Every record, from first to last, should be written out again exactly.

Items from an interface collection:
━━━━━━

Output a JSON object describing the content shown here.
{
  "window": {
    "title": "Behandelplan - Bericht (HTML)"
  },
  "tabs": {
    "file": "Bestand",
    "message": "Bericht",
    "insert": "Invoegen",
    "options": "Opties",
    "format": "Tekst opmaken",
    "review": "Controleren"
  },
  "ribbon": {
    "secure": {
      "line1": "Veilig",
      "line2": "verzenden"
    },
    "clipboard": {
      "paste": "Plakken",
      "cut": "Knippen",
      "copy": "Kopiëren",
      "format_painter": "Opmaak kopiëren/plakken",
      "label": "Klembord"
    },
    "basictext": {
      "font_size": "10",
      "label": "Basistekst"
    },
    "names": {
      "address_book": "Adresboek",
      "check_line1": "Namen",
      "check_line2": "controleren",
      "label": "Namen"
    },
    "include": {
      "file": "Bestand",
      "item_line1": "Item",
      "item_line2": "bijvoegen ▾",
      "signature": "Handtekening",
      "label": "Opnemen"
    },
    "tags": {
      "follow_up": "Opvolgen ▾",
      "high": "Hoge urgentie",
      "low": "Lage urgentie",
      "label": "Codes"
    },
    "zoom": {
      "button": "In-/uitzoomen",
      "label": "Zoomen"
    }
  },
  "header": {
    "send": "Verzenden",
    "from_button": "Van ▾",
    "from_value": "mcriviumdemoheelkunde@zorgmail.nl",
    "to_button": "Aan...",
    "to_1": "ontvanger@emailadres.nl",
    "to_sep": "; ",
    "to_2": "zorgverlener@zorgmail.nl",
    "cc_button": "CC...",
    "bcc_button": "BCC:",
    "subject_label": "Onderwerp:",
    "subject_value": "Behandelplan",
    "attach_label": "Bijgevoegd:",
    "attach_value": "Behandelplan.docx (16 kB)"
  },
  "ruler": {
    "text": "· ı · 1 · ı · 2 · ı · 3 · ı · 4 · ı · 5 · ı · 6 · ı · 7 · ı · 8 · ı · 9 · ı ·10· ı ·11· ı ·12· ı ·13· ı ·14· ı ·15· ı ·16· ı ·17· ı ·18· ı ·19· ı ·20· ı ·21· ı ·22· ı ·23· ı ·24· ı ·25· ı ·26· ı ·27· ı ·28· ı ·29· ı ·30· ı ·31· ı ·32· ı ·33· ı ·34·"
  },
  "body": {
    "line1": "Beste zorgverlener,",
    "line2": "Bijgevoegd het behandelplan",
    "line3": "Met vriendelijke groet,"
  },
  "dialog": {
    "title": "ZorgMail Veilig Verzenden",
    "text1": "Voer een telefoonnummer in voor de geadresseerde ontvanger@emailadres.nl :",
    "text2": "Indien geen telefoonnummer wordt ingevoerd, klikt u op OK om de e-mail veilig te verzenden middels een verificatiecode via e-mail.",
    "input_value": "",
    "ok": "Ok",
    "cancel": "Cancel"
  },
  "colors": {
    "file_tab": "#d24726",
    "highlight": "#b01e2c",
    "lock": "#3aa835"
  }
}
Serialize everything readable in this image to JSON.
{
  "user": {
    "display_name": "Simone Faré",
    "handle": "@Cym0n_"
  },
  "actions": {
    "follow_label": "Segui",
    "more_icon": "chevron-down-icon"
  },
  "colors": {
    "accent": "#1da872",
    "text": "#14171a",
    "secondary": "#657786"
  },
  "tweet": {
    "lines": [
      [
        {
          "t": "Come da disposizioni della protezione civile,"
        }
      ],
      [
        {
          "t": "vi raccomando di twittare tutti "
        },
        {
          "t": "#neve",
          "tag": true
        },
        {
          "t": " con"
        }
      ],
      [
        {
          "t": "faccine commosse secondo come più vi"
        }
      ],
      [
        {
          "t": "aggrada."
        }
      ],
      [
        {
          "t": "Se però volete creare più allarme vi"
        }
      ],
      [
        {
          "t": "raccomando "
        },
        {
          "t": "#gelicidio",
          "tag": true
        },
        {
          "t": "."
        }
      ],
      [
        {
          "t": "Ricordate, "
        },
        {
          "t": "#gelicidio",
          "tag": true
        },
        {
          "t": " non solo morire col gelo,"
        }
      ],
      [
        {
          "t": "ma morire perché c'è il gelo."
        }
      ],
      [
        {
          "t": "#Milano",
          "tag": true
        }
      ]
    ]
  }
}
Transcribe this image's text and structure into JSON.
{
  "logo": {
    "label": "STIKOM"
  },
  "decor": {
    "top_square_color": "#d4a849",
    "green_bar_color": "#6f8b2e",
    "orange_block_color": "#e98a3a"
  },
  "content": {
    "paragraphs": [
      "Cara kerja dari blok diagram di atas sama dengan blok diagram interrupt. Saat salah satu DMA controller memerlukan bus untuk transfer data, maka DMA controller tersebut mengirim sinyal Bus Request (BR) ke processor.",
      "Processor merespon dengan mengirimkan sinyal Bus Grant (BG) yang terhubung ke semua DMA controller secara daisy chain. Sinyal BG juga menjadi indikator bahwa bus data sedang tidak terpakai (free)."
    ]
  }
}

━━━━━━

Finished task:
Output a JSON object describing the content shown here.
{
  "window": {
    "title": "Behandelplan - Bericht (HTML)"
  },
  "tabs": {
    "file": "Bestand",
    "message": "Bericht",
    "insert": "Invoegen",
    "options": "Opties",
    "format": "Tekst opmaken",
    "review": "Controleren"
  },
  "ribbon": {
    "secure": {
      "line1": "Veilig",
      "line2": "verzenden"
    },
    "clipboard": {
      "paste": "Plakken",
      "cut": "Knippen",
      "copy": "Kopiëren",
      "format_painter": "Opmaak kopiëren/plakken",
      "label": "Klembord"
    },
    "basictext": {
      "font_size": "10",
      "label": "Basistekst"
    },
    "names": {
      "address_book": "Adresboek",
      "check_line1": "Namen",
      "check_line2": "controleren",
      "label": "Namen"
    },
    "include": {
      "file": "Bestand",
      "item_line1": "Item",
      "item_line2": "bijvoegen ▾",
      "signature": "Handtekening",
      "label": "Opnemen"
    },
    "tags": {
      "follow_up": "Opvolgen ▾",
      "high": "Hoge urgentie",
      "low": "Lage urgentie",
      "label": "Codes"
    },
    "zoom": {
      "button": "In-/uitzoomen",
      "label": "Zoomen"
    }
  },
  "header": {
    "send": "Verzenden",
    "from_button": "Van ▾",
    "from_value": "mcriviumdemoheelkunde@zorgmail.nl",
    "to_button": "Aan...",
    "to_1": "ontvanger@emailadres.nl",
    "to_sep": "; ",
    "to_2": "zorgverlener@zorgmail.nl",
    "cc_button": "CC...",
    "bcc_button": "BCC:",
    "subject_label": "Onderwerp:",
    "subject_value": "Behandelplan",
    "attach_label": "Bijgevoegd:",
    "attach_value": "Behandelplan.docx (16 kB)"
  },
  "ruler": {
    "text": "· ı · 1 · ı · 2 · ı · 3 · ı · 4 · ı · 5 · ı · 6 · ı · 7 · ı · 8 · ı · 9 · ı ·10· ı ·11· ı ·12· ı ·13· ı ·14· ı ·15· ı ·16· ı ·17· ı ·18· ı ·19· ı ·20· ı ·21· ı ·22· ı ·23· ı ·24· ı ·25· ı ·26· ı ·27· ı ·28· ı ·29· ı ·30· ı ·31· ı ·32· ı ·33· ı ·34·"
  },
  "body": {
    "line1": "Beste zorgverlener,",
    "line2": "Bijgevoegd het behandelplan",
    "line3": "Met vriendelijke groet,"
  },
  "dialog": {
    "title": "ZorgMail Veilig Verzenden",
    "text1": "Voer een telefoonnummer in voor de geadresseerde ontvanger@emailadres.nl :",
    "text2": "Indien geen telefoonnummer wordt ingevoerd, klikt u op OK om de e-mail veilig te verzenden middels een verificatiecode via e-mail.",
    "input_value": "",
    "ok": "Ok",
    "cancel": "Cancel"
  },
  "colors": {
    "file_tab": "#d24726",
    "highlight": "#b01e2c",
    "lock": "#3aa835"
  }
}
Serialize everything readable in this image to JSON.
{
  "user": {
    "display_name": "Simone Faré",
    "handle": "@Cym0n_"
  },
  "actions": {
    "follow_label": "Segui",
    "more_icon": "chevron-down-icon"
  },
  "colors": {
    "accent": "#1da872",
    "text": "#14171a",
    "secondary": "#657786"
  },
  "tweet": {
    "lines": [
      [
        {
          "t": "Come da disposizioni della protezione civile,"
        }
      ],
      [
        {
          "t": "vi raccomando di twittare tutti "
        },
        {
          "t": "#neve",
          "tag": true
        },
        {
          "t": " con"
        }
      ],
      [
        {
          "t": "faccine commosse secondo come più vi"
        }
      ],
      [
        {
          "t": "aggrada."
        }
      ],
      [
        {
          "t": "Se però volete creare più allarme vi"
        }
      ],
      [
        {
          "t": "raccomando "
        },
        {
          "t": "#gelicidio",
          "tag": true
        },
        {
          "t": "."
        }
      ],
      [
        {
          "t": "Ricordate, "
        },
        {
          "t": "#gelicidio",
          "tag": true
        },
        {
          "t": " non solo morire col gelo,"
        }
      ],
      [
        {
          "t": "ma morire perché c'è il gelo."
        }
      ],
      [
        {
          "t": "#Milano",
          "tag": true
        }
      ]
    ]
  }
}
Transcribe this image's text and structure into JSON.
{
  "logo": {
    "label": "STIKOM"
  },
  "decor": {
    "top_square_color": "#d4a849",
    "green_bar_color": "#6f8b2e",
    "orange_block_color": "#e98a3a"
  },
  "content": {
    "paragraphs": [
      "Cara kerja dari blok diagram di atas sama dengan blok diagram interrupt. Saat salah satu DMA controller memerlukan bus untuk transfer data, maka DMA controller tersebut mengirim sinyal Bus Request (BR) ke processor.",
      "Processor merespon dengan mengirimkan sinyal Bus Grant (BG) yang terhubung ke semua DMA controller secara daisy chain. Sinyal BG juga menjadi indikator bahwa bus data sedang tidak terpakai (free)."
    ]
  }
}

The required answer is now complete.